VENICE - "I have a feeling Bertolucci's going to be a bit spikier than that," a colleague said to me yesterday, after I ventured my not-at-all confident prediction that Hayao Miyazaki's romantic animated biopic "The Wind Rises" would win the Golden Lion. To some extent, actually, we agreed. This year's Bertolucci-led jury didn't exactly seem likely to hand the top prize to the comfortingly middlebrow "Philomena," however much the crowds at Venice wanted them to: with other jurors including Andrea Arnold, Pablo Larrain and Carrie Fisher, it was hard to tell just what they'd agree on, but the odds were firmly stacked against it being safe.

Well, Bertolucci was a bit spikier than that, all right.

Tonight's Venice awards ceremony was the most surprising -- and the most contentious -- I've seen in the time I've been tracking film festivals. As I watched it play out in a press room filled mostly with hot-tempered Italian journalists, one announcement after another met with lusty booing, and Bertolucci proceeded to heap glittering prizes upon some of the most critically unpopular films of the festival. So hostile was the room by the time the Golden Lion was announced that my hopes were raised for Bertolucci to aggravate onlookers even further by tapping Jonathan Glazer's profoundly polarizing "Under the Skin" for the honor. It wasn't to be; the jury aggravated them instead by picking one of the least talked-about films in Competition.

You'd have expected the crowd to be reasonably in favor of an Italian film taking Venice's top award: it hasn't happened since Gianni Amelio's "The Way We Laughed" in 1998. (Amelio, as it happens, was also in Competition this year, though he left empty-handed.) But a puzzled collective murmur, interspersed with some isolated, half-hearted claps, greeted the news that this year's Golden Lion winner is Gianfranco Rosi's "Sacro GRA," a documentary about life at the edges of the circular Roman highway of the title. In hindsight, we should have seen an Italian win coming, what with Bertolucci as jury prez, and the festival celebrating its 70th anniversary, but you still probably wouldn't have bet on it being this.

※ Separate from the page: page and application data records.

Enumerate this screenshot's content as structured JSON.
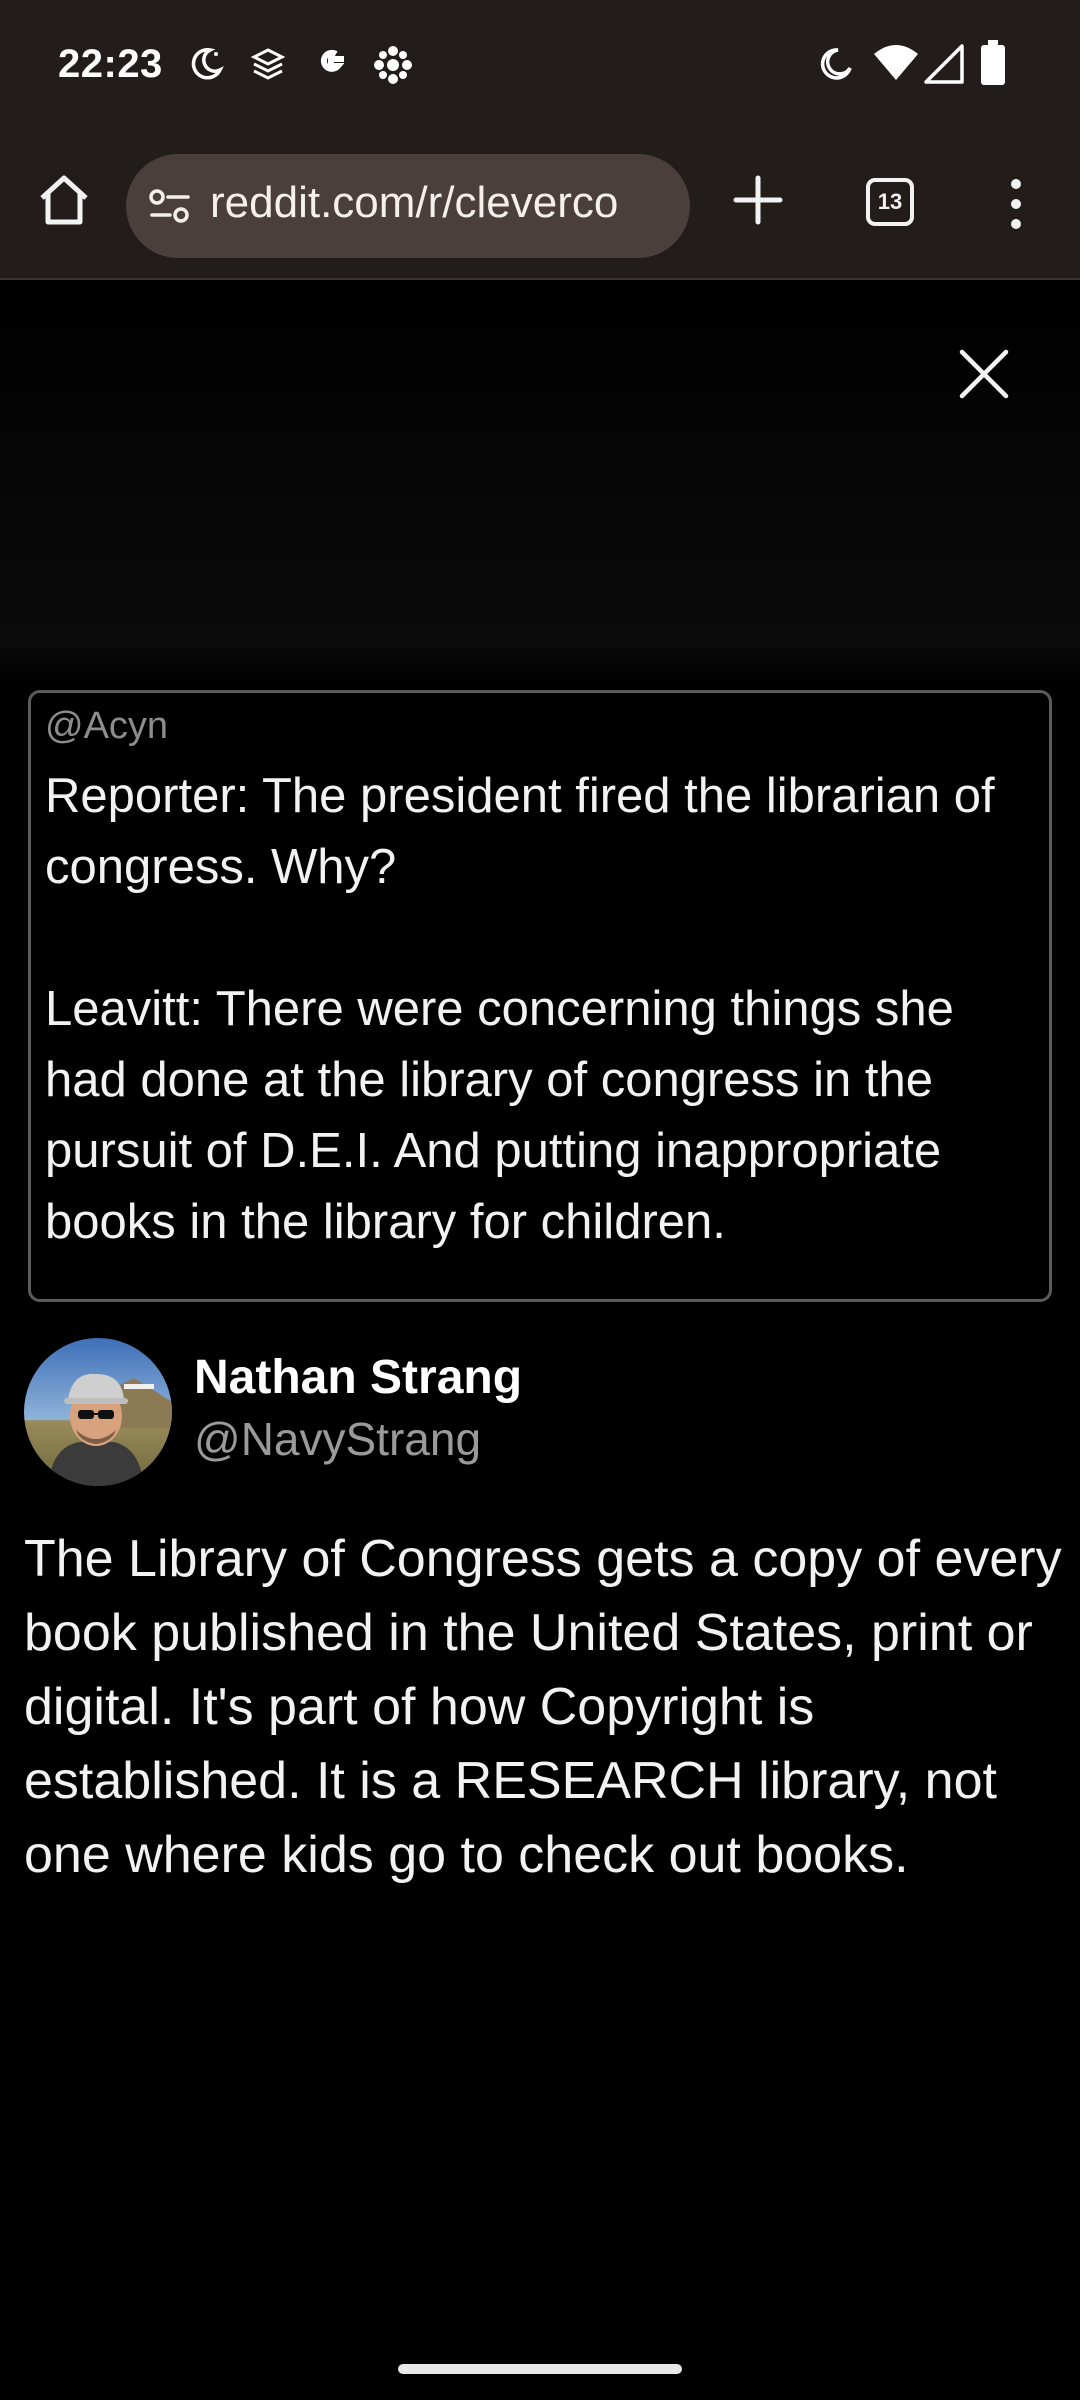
{
  "status_bar": {
    "time": "22:23",
    "left_icons": [
      "night-mode-icon",
      "app-icon",
      "google-icon",
      "cbc-icon"
    ],
    "right_icons": [
      "do-not-disturb-icon",
      "wifi-icon",
      "signal-icon",
      "battery-icon"
    ]
  },
  "browser": {
    "url": "reddit.com/r/cleverco",
    "tab_count": "13"
  },
  "quote": {
    "handle": "@Acyn",
    "text": "Reporter: The president fired the librarian of congress. Why?\n\nLeavitt: There were concerning things she had done at the library of congress in the pursuit of D.E.I. And putting inappropriate books in the library for children."
  },
  "post": {
    "author_name": "Nathan Strang",
    "author_handle": "@NavyStrang",
    "text": "The Library of Congress gets a copy of every book published in the United States, print or digital. It's part of how Copyright is established. It is a RESEARCH library, not one where kids go to check out books."
  },
  "colors": {
    "chrome_bg": "#221c1b",
    "url_pill_bg": "#4a3f3b",
    "page_bg": "#000000",
    "muted_text": "#9a9a9a"
  }
}
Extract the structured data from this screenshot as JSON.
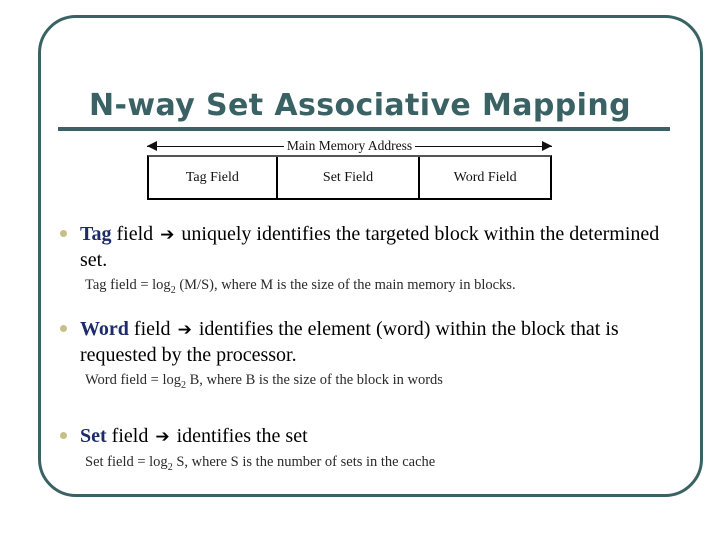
{
  "slide": {
    "title": "N-way Set Associative Mapping",
    "accent_color": "#3a6264",
    "keyword_color": "#1d2b6b",
    "bullet_color": "#c6bf8a",
    "background": "#ffffff"
  },
  "diagram": {
    "address_label": "Main Memory Address",
    "arrow_left": "◀",
    "arrow_right": "▶",
    "fields": [
      {
        "label": "Tag Field"
      },
      {
        "label": "Set Field"
      },
      {
        "label": "Word Field"
      }
    ]
  },
  "bullets": [
    {
      "keyword": "Tag",
      "arrow": "➔",
      "body": " field ",
      "text": "uniquely identifies the targeted block within the determined set.",
      "formula_prefix": "Tag field = log",
      "formula_base": "2",
      "formula_rest": " (M/S), where M is the size of the main memory in blocks."
    },
    {
      "keyword": "Word",
      "arrow": "➔",
      "body": " field ",
      "text": "identifies the element (word) within the block that is requested by the processor.",
      "formula_prefix": "Word field = log",
      "formula_base": "2",
      "formula_rest": " B, where B is the size of the block in words"
    },
    {
      "keyword": "Set",
      "arrow": "➔",
      "body": " field ",
      "text": "identifies the set",
      "formula_prefix": "Set field = log",
      "formula_base": "2",
      "formula_rest": " S, where S is the number of sets in the cache"
    }
  ]
}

First screened on Thursday, by which time many journalists had already packed their bags for Toronto, the film met with a muted if not impolite critical response: non-Italians, in fact, seemed more responsive to what was widely labelled a curio, though the consensus was that the film was unavoidably a niche proposition, unlikely to set international art houses alight.

Catching up with it at its post-ceremony screening, I was more taken with it than most: a diffuse spaghetti-junction of lives in the margins, glowingly shot in a tenderly observational mode, it struck me as a street-level counterpart to the year's other Roman social wallow, Paolo Sorrentino's "The Great Beauty." The premise suggests humorless vérité, but this is funny, poetic stuff; it never quite organizes its strands into something approaching momentum, but it's never dull either. I can see why Bertolucci and his colleagues felt they were making an exciting choice here, even if the film's crossover appeal is unavoidably limited.

"It could have been worse," the aggrieved Swedish journalist next to me muttered. I had already gathered just how much worse, from his perspective, it could have been by the volume of his jeers when Bertolucci, a tellingly miscievous smile on his face, announced the first award of the Competition: the Special Jury Prize for German formaslist Phillip Groning's "The Police Officer's Wife," a film that met with vicious catcalls at its press screening early in the festival, and did so again tonight. An unremittingly downbeat, three-hour study of a respectable middle-class family torn asunder by brutal domestic violence, it didn't attract criticism for its hope-free content as much as its highly affected construction: the film is broken into 59 "chapters," ranging in length from a few seconds to 10 minutes, each one bracketed with a slow fade to/from black, accompanied by cards stating "Beginning of Chapter X" and "End of Chapter X."

It's a maddening, deliberately distancing ploy that does little to enhance or connect the individual scenes -- many of which are quite stunning in their intimate horror, making it all the more frustrating that Groning has decided to lock his very fine actors into such a self-admiring directorial conceit. Yet I wasn't as mad at "The Police Officer's Wife" as some were: its structure was fundamentally misguided but almost fascinatingly perverse, and it struck me as just the kind of commendably impossible experiment that Special Jury Prizes should probably be reserved for, particularly in a Competition lineup this short on great or even fully realized films.

Guy Lodge is a South African-born critic and sometime screenwriter. In addition to his work at In Contention, he is a freelance contributor to Variety, Time Out, Empire and The Guardian. He lives well beyond his means in London.